Shannon sometimes portrays the populist view championed by Chávez as a means of channeling class conflict, while in the same breath acknowledging that the leftist movements stem from the underlying social problems experienced throughout South America. He emphasizes that the grass-roots populist mobilization cannot be effectively addressed entirely by way of rhetoric and instead asserts that a constructive antidote to the leftist movement is a matter of capitalism “delivering the goods.” The underlying social problems, which are at the root of the anti-liberal sentiments that are being witnessed in the region, must, according to Shannon, be solved by producing positive results that improve the basic living conditions of the region’s different populations. Consequently, in his remarks on December 12, Shannon appeared very optimistic about the directions being taken by the victors of the different elections throughout Latin America, which he deems to be “coalescing around a center which is really committed to democracy.” He considers the many new governments “capable of facing up to the social agenda that this region faces, especially in terms of battling poverty, battling inequality and battling social exclusion,” whether these lean to the left or the right. Only then, can the proven condition of Chávez’s mesmeric sway be substituted fully by Washington’s preferred hemispheric arrangement of trade arrangements packaged in the generalities of an enhanced democratic ambience.
Who Is to Blame?
The Bush administration has never shied away from distorting reality to achieve policy objectives, but its instances of inaptness usually involve jiggling information in order to better support preordained policy prejudices, exemplified by the debacle over alleged WMDs in Iraq. However, the case of Shannon seems to represent something different. His appointment never appeared to resonate with the administration’s previous ideological orientation or its crude impositions of misguided regional strategies based on its wielding a rhetorical blunder-buss; thus, what appears to be an ambiguous disparity between policy preferences has ensued. But there may be less here than meets the eye. First of all, the region is vastly unimportant to at least this White House, except as the target of occasional speeches at unexceptional junctures. At best, the latter provide uneventful perches on which to hang low-grade rhetoric.
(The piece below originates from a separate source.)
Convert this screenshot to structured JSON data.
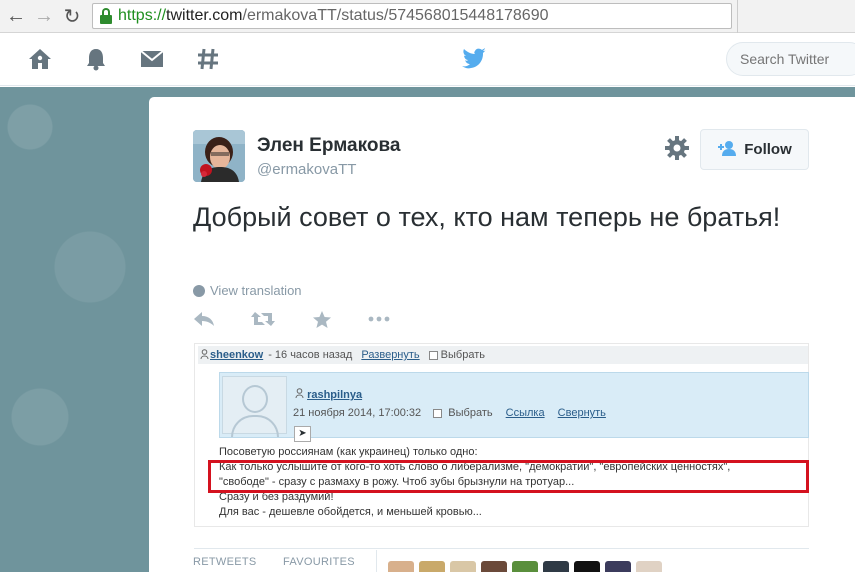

Shannon’s tenure as the State Department’s chief Latin Americanist, whatever his benevolent intentions might be, leaves the position with an aura of near irrelevance, while carrying little borrowed weight of its own. In effect, he has up to now served as a shill for a Bush administration which has had a sparse learning curve when it comes to the region. Consequently, Shannon’s performance has amounted to a matter of style more than substance, leaving the unacceptable situation in which the boorish antics of the head of the U.S. Interest Section in Havana and his counterpart, McCarry, in Washington seem to be more consonant with the deepest jingoist instincts of the Bush administration than its well-prepared Assistant Secretary of State of Western Hemisphere Affairs.